We know that celebrities usually have the finances to pay for the expensive services of top-class barristers, but what happens when an ordinary member of the public is accused and has no such resources?
From ‘The Justice Gap’ – an introduction to the Victor Nealon case, a grotesque miscarriage of justice.
The Independent reports that the Criminal Cases Review Commission is to be sued by a wrongly convicted man who spent 17 years in prison for attempted rape after DNA evidence proved he was innocent:
DJ Paul Gambaccini recently gave evidence to the Home Affairs Select Committee after spending a year on police bail ‘when the case against him was groundless.’

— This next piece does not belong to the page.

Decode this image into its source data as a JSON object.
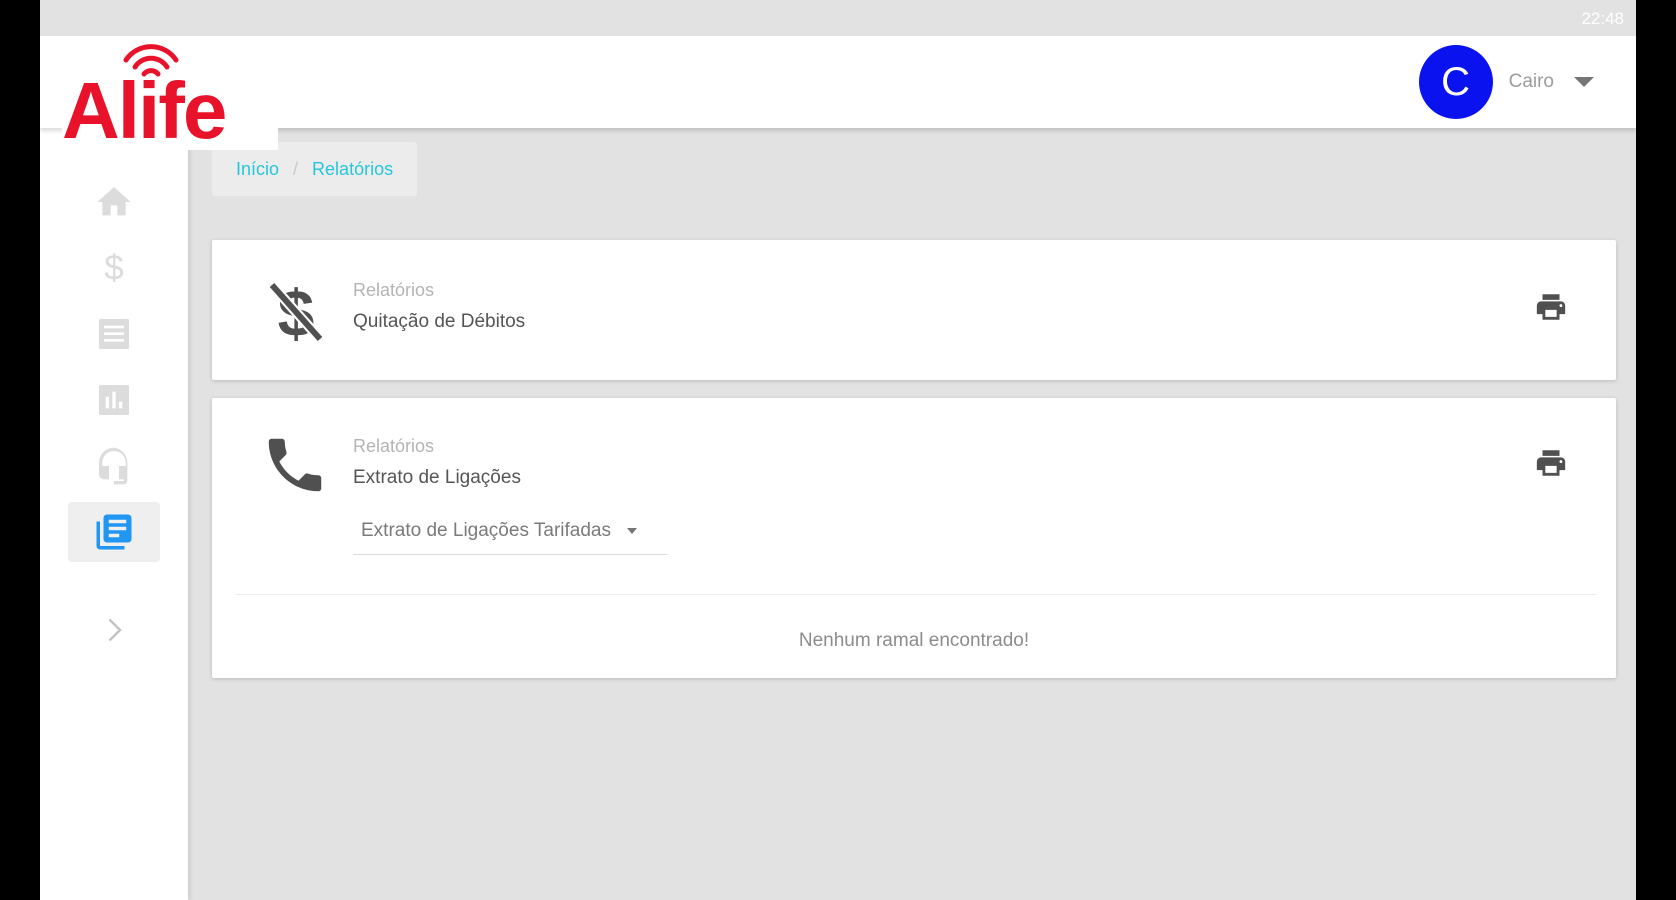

Kentucky Retractor Suit Settles Are therapists still excavating memories in their patients? That’s a frequent question people ask the FMSF. The answer, unfortunately, is “Yes.”
A very comprehensive article by barrister Matthew Scott on whether or not those who make false allegations should be prosecuted.

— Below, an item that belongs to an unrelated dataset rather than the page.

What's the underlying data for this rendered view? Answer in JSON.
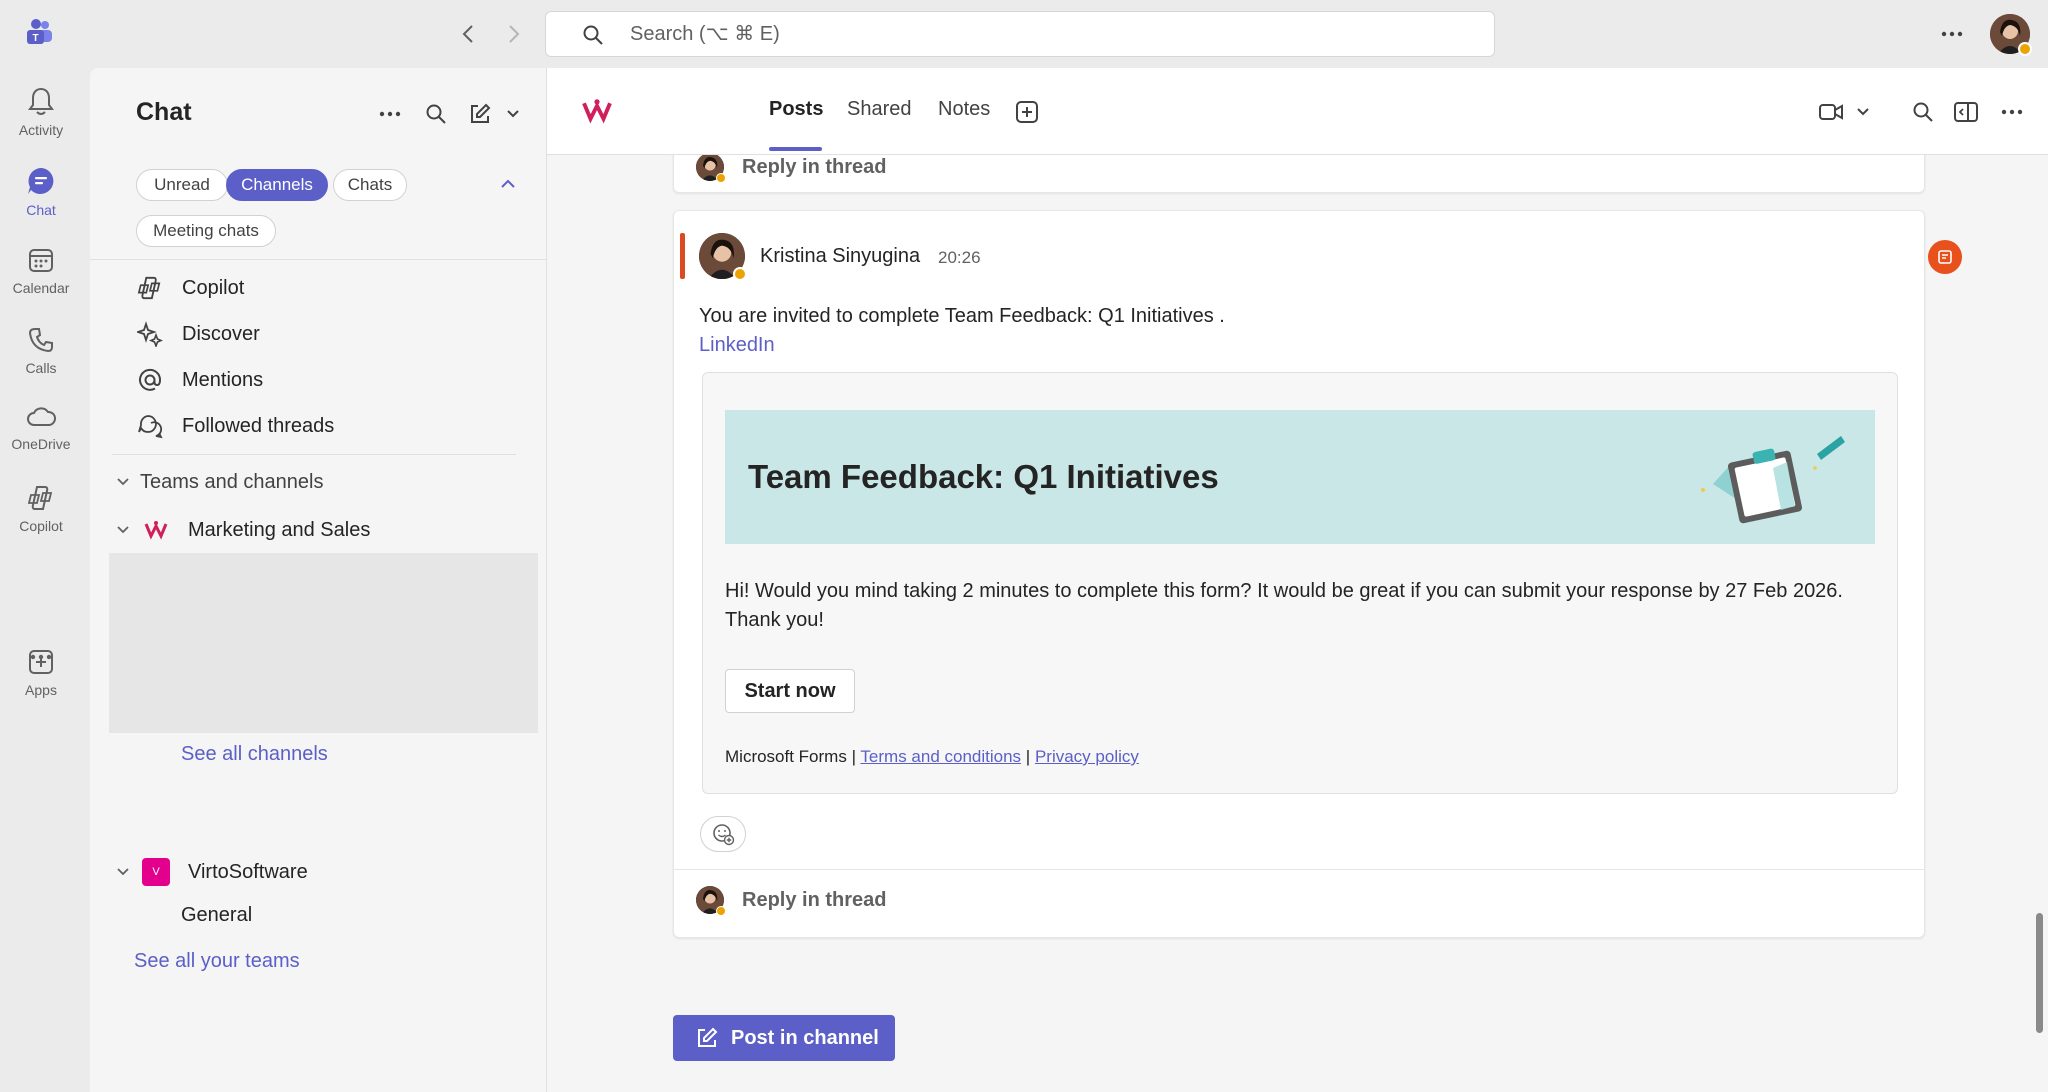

A truly extraordinary story. Geoff Long was accused by his own daughter of sexually abusing her from the age of 8 until 16. Sentenced to 5 year’s imprisonment, his case seemed hopeless. Then his wife began to gather evidence that showed many of the claims against him were false, until…

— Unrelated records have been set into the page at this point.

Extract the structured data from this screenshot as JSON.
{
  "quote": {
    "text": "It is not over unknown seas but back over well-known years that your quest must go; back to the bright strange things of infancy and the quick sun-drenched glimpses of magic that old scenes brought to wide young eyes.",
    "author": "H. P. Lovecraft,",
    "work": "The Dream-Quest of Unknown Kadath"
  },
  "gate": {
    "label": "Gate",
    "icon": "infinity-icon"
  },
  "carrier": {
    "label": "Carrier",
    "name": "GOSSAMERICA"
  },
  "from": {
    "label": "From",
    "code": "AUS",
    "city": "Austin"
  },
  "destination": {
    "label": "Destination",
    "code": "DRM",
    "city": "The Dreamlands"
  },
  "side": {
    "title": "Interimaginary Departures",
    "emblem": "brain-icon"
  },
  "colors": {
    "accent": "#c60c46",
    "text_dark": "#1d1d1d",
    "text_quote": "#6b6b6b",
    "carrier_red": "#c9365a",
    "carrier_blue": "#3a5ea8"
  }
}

Professor Christopher French provides a measured an illuminating commentary about the traumatic impact of historic sexual abuse allegations on the falsely accused. The article was originally published in the Guardian newspaper in 2009. Professor French is a member of the BFMS Advisory Board and a fellow of the British Psychological Society.
This article was first published in The Independent newspaper on 7 December 1995. It is worth re-visiting because it serves as a useful reminder of the harrowing experience of the falsely accused.
Another extraordinary case has recently surfaced after a woman received psychotherapy and then claimed she recalled being raped 40 years previously. The jury rejected her accusations after hearing more of the background facts and of the extensive nature of the therapy she had been given.